Armando Salguero

Don’t discount Miami Dolphins picking controversial defensive lineman Jeffery Simmons

He is likely out for the 2019 season because he’s recovering from surgery to repair a torn ACL and meniscus in the knee he injured in February. There’s also a very troubling video from three years ago in which he’s seen punching a defenseless woman while she’s on the ground.

Jeffery Simmons has some serious red flags to worry about on the eve of the NFL draft.

But chances are Simmons will be drafted Thursday (late in the first round) or more likely Friday (at some point in the second round) because he is simply a very good football player.

And the Miami Dolphins have had serious talks about drafting Simmons, according to a team source.

They’ve talked about it as an organization.

They’ve talked about it with him directly, as he was one of the players they brought to their Davie, Florida training facility.

That visit, by the way, was to check on Simmons’s knee and makeup as the team tried to gather as much information as possible before deciding whether picking the player might be more than merely an outside possibility.

Interesting, right?

Because the Dolphins interest (or lack of it) would say a lot about how far they’re willing to go to add a good but controversial player.

And let’s start with the easy stuff first: Simmons has been a very good player and would be a high first-round prospect were it not for the injury and assault incident.

Read Next

Simmons played primarily as a three-technique (4-3 rush tackle) at Mississippi State but he has the body and elite athletic ability to be an excellent 5-technique as well. The Dolphins, whose new coach Brian Flores has talked extensively about having a versatile defense manned by versatile players, would love Simmons’s versatility.

So would the rest of the NFL.

One scout estimated Tuesday if Simmons was “clean” he’d be a “top 10 pick because he’s pure and simple a blue chip guy.”

But Simmons isn’t clean.

The incident, which was recorded and disseminated on the internet, shows Simmons repeatedly punching the woman who had gotten into a fight with his sister. And the woman is seen lying face-down on the ground. And Simmons, standing over her, is seen punching her for about four seconds before retreating.

This happened in 2016 when Simmons was still in high school and before he enrolled at Mississippi State.

Simmons pleaded no contest to simple assault in July of 2016. He was fined $175 for his simple assault plea, and was fined another $300 for being found guilty of malicious mischief. He was to pay at least $800 in restitution.

The conditions of his enrollment in 2016 also required evaluation by the university’s Student Counseling Services and the completion of any program prescribed by that office, according to the Jackson, Miss., Clarion Ledger.

MSU shielded Simmons from much media scrutiny, but in one availability he apologized for his actions to the woman her family. He also spoke of carrying a 4.0 grade point average his first semester at MSU.

And he addressed the troubling video.

“During the time, I really didn’t know I did that and when I actually watched the video, I kind of had a mental breakdown like, ‘Dang, this can’t be true,’” Simmons said in March 2017.

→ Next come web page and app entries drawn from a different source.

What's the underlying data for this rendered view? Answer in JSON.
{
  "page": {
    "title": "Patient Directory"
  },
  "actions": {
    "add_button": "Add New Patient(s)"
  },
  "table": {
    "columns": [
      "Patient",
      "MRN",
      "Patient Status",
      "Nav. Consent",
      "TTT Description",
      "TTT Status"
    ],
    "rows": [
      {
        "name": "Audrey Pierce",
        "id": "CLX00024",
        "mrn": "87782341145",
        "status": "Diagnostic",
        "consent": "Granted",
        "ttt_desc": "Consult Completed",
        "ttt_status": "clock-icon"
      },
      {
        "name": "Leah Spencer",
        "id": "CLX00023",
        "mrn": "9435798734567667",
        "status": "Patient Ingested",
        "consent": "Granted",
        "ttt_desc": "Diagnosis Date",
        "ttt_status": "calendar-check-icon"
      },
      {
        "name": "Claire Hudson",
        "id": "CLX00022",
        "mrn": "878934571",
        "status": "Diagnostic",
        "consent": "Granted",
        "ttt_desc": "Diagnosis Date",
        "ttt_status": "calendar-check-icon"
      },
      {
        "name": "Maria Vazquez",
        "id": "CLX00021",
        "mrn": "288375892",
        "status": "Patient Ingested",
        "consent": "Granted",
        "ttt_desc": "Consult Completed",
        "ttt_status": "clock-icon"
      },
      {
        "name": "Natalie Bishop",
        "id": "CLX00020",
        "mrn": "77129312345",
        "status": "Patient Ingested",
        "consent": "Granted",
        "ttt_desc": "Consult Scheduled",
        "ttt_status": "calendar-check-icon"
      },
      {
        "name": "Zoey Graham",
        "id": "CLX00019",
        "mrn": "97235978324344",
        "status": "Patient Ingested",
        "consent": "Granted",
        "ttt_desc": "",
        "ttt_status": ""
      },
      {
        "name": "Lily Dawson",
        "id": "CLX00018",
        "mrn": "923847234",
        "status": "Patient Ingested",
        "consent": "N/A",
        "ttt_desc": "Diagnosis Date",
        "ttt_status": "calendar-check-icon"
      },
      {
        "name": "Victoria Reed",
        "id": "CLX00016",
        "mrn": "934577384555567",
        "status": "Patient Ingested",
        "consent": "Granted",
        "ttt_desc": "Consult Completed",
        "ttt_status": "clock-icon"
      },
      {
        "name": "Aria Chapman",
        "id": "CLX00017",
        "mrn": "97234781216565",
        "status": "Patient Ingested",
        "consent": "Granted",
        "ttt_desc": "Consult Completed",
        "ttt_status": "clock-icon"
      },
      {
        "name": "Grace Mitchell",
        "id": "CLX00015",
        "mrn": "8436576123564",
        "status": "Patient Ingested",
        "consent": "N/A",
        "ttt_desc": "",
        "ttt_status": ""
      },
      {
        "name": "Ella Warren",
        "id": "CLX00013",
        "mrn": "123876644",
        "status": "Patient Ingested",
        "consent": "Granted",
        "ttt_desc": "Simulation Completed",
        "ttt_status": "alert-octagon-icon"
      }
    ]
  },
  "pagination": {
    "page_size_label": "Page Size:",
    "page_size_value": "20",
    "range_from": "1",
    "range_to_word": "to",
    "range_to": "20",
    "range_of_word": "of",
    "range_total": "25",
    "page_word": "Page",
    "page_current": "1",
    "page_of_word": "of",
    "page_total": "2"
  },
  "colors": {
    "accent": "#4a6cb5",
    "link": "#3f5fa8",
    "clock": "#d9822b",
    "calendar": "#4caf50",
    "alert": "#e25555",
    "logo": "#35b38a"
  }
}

Because of the episode, the NFL did not invite Simmons to the NFL Combine in Indianapolis. And that’s when the player’s other problem happened because he injured his knee while training on his own.

So would the Dolphins, who have traditionally shied away from players such as Joe Mixon because of violence issues against women, make an exception for Simmons?

No source is saying.

But it’s probably not a pick the Dolphins would make at No. 13 overall.

Simmons would be a great value at 13 if he was healthy. And if he’d never punched that lady. But both are problematic now. So forget No. 13.

Miami has also seriously weighed trade-down scenarios. And in such a scenario, if the team hypothetically drops 10 or so spots and picks up an extra third-round pick or an extra second-round pick next year, Simmons could become a factor.


Well, again, not likely in the first round. Remember, he’s not expected to play in 2019. But in the second round, when Miami has the 48th overall selection, picking Simmons might tempt general manager Chris Grier.

And in that case, the addition of the extra third-rounder would still give Grier a player that will play in 2019 that he lost with the selection of Simmons in the second round.

If the compensation is a second next year, then so be it. The Dolphins would consider themselves getting two first-round-caliber players next year -- their 2020 first-rounder and Simmons, playing for the first time -- plus an extra second-rounder.

One assumes this discussion was had internally after Simmons visited and a decision on his status to the team was made. It is not clear if the Dolphins decided Simmons remained a possibility or not after the visit.

Owner Stephen Ross would likely have to sign off on picking a gamble such as Simmons.

Even in the second round. Or any round, really.

Related stories from Miami Herald